401(K) CURRENT EVENTS: IRS UPDATES DETERMINATION LETTER FORMS FOR MOVE TO MANDATORY ELECTRONIC FILING
As of June 2022, the IRS updated two of its forms Form 5300, “Application for Determination for Employee Benefit Plan” , Form 8717, “User Fee for Employee Plan Determination Letter Request” and related instructions in connection with its determination letter program for qualified retirement plans, including 401(k) plans. The updates are required as of July 1, 2022, due to the move to required all-electronic filing of Form 5300, which the IRS announced on May 25, 2022 on its “Employee Plans News” website.
Background. Qualified retirement plans, including 401(k) plans, are subject to many Federal laws, regulations, governmental agency rulings, and related requirements. Although not legally required, to ensure that a 401(k) plan document meets each of the qualification requirements of the Internal Revenue Code, plan sponsors typically file an application with the IRS, requesting the IRS to review the document and issue a favorable determination letter as to the plan’s qualified status. (See our reference article for more information.)
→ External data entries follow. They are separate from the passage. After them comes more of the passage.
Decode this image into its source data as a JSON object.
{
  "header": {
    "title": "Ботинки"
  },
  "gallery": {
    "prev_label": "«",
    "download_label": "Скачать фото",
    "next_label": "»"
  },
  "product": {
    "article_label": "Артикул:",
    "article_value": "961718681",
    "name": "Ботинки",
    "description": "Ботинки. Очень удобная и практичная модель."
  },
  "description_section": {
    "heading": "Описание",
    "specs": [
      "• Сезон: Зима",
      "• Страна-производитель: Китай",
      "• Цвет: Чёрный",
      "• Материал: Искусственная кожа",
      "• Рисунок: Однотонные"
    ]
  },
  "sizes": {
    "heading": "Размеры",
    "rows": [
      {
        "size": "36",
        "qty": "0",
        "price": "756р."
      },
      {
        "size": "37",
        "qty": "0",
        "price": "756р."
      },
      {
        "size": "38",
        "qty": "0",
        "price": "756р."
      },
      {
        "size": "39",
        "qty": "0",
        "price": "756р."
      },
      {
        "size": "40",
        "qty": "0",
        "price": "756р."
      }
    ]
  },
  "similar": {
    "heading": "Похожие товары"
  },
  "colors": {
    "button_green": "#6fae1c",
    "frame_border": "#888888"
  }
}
Filing a determination letter request is a complex and often difficult process generally undertaken by a plan’s ERISA counsel, third-party administrator, or other professional. Full details of the current requirements for determination letter submissions (including the new all-electronic filing requirements) are contained in Revenue Procedure 2022-4
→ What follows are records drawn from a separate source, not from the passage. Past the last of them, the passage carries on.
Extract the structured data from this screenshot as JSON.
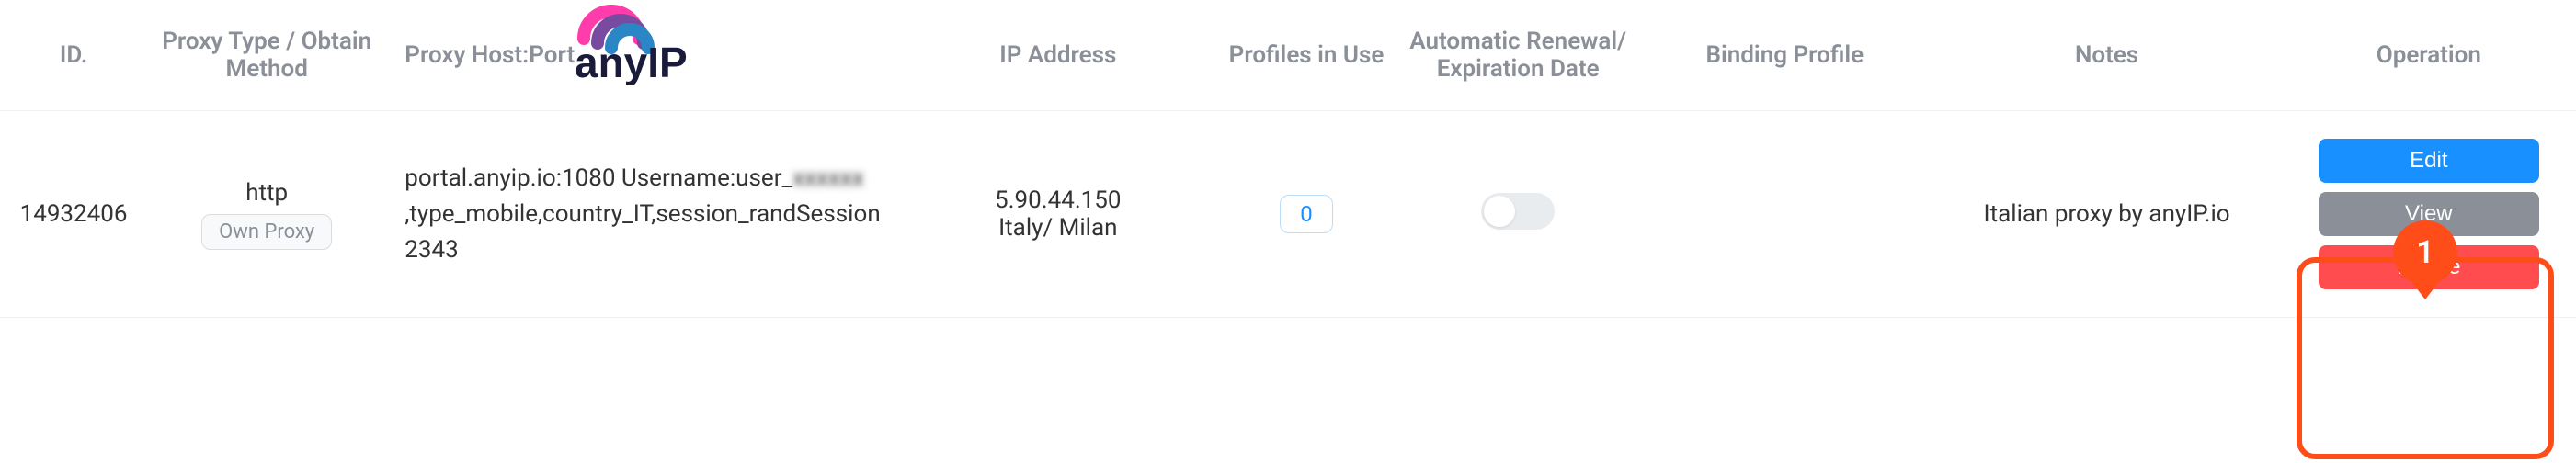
{
  "headers": {
    "id": "ID.",
    "proxy_type": "Proxy Type / Obtain Method",
    "proxy_host": "Proxy Host:Port",
    "ip_address": "IP Address",
    "profiles_in_use": "Profiles in Use",
    "auto_renewal": "Automatic Renewal/ Expiration Date",
    "binding_profile": "Binding Profile",
    "notes": "Notes",
    "operation": "Operation"
  },
  "row": {
    "id": "14932406",
    "proxy_type_label": "http",
    "obtain_method": "Own Proxy",
    "proxy_host_prefix": "portal.anyip.io:1080 Username:user_",
    "proxy_host_blur": "xxxxxx",
    "proxy_host_suffix": ",type_mobile,country_IT,session_randSession2343",
    "ip": "5.90.44.150",
    "ip_location": "Italy/ Milan",
    "profiles_count": "0",
    "auto_renewal_on": false,
    "binding_profile": "",
    "notes": "Italian proxy by anyIP.io"
  },
  "operations": {
    "edit": "Edit",
    "view": "View",
    "delete": "Delete"
  },
  "callout_number": "1",
  "logo_text": "anyIP"
}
Mandatory Filing as of July 1, 2022. Whereas determination letter submissions have traditionally been filed on paper, electronic filing became available as of June 1, 2022 and is now mandatory as of July 1, 2022.
Highlights of changes are as follows (non-exhaustive list):
- IRS Form 5300 is no longer available through the IRS forms and publications database. Potential filers are instead directed to the government’s gov website, through which filing must be made.
- Since gov can only accommodate one uploaded file, all attachments must be consolidated into a single PDF file which cannot exceed 15 MB.
COMMENT: Since most of the information required to be submitted in support of a determination letter request is in the form of various attachments – many of which can be large and complex, particularly in the case of large plans, individually designed plans, or plans having unusual features – it is conceivable that the uploading size limit could present a practical problem. (A glance through the Form 5300 Instructions gives an idea of the substantial amount of information that must be provided.)
The Form 5300 instructions state that, if the PDF file exceeds the 15MB limit, the filer should contact IRS Customer Accounts Services for assistance on how to submit any items that must be removed because they exceed the limit. Interestingly, the Employee Plan News website suggests that such additional documents may be submitted via fax.
- Importantly, a Form 8717, “User Fee for Employee Plan Determination Letter Request,” is generally not required for submissions made through gov, as the user fee is paid along with the form submission. (A note on the revised Form 8717 confirms this.)
- However, the Form 5300 instructions clarify that in the case of certain determination letter requests made in connection with partial plan terminations, a separate Form 8717 could be necessary.
DISCLAIMER: This article is intended only as a brief overview of the new IRS forms with respect to the new mandatory IRS electronic filing requirements for determination letter requests for 401(k) plans. It is not intended to address the details of 401(k) plan qualification, determination letter requests generally, other legal requirements for plans, or similar topics. As always, please consult your own ERISA attorney or advisor for individualized advice concerning your own 401(k) plan.
The information and content contained in this blog post are for general informational purposes only, and does not, and is not intended to, constitute legal advice. As always, for specific questions concerning your 401(k) retirement plan, or for help in operating your plan during the current COVID-19 crisis, please consult your own ERISA attorney or professional advisor.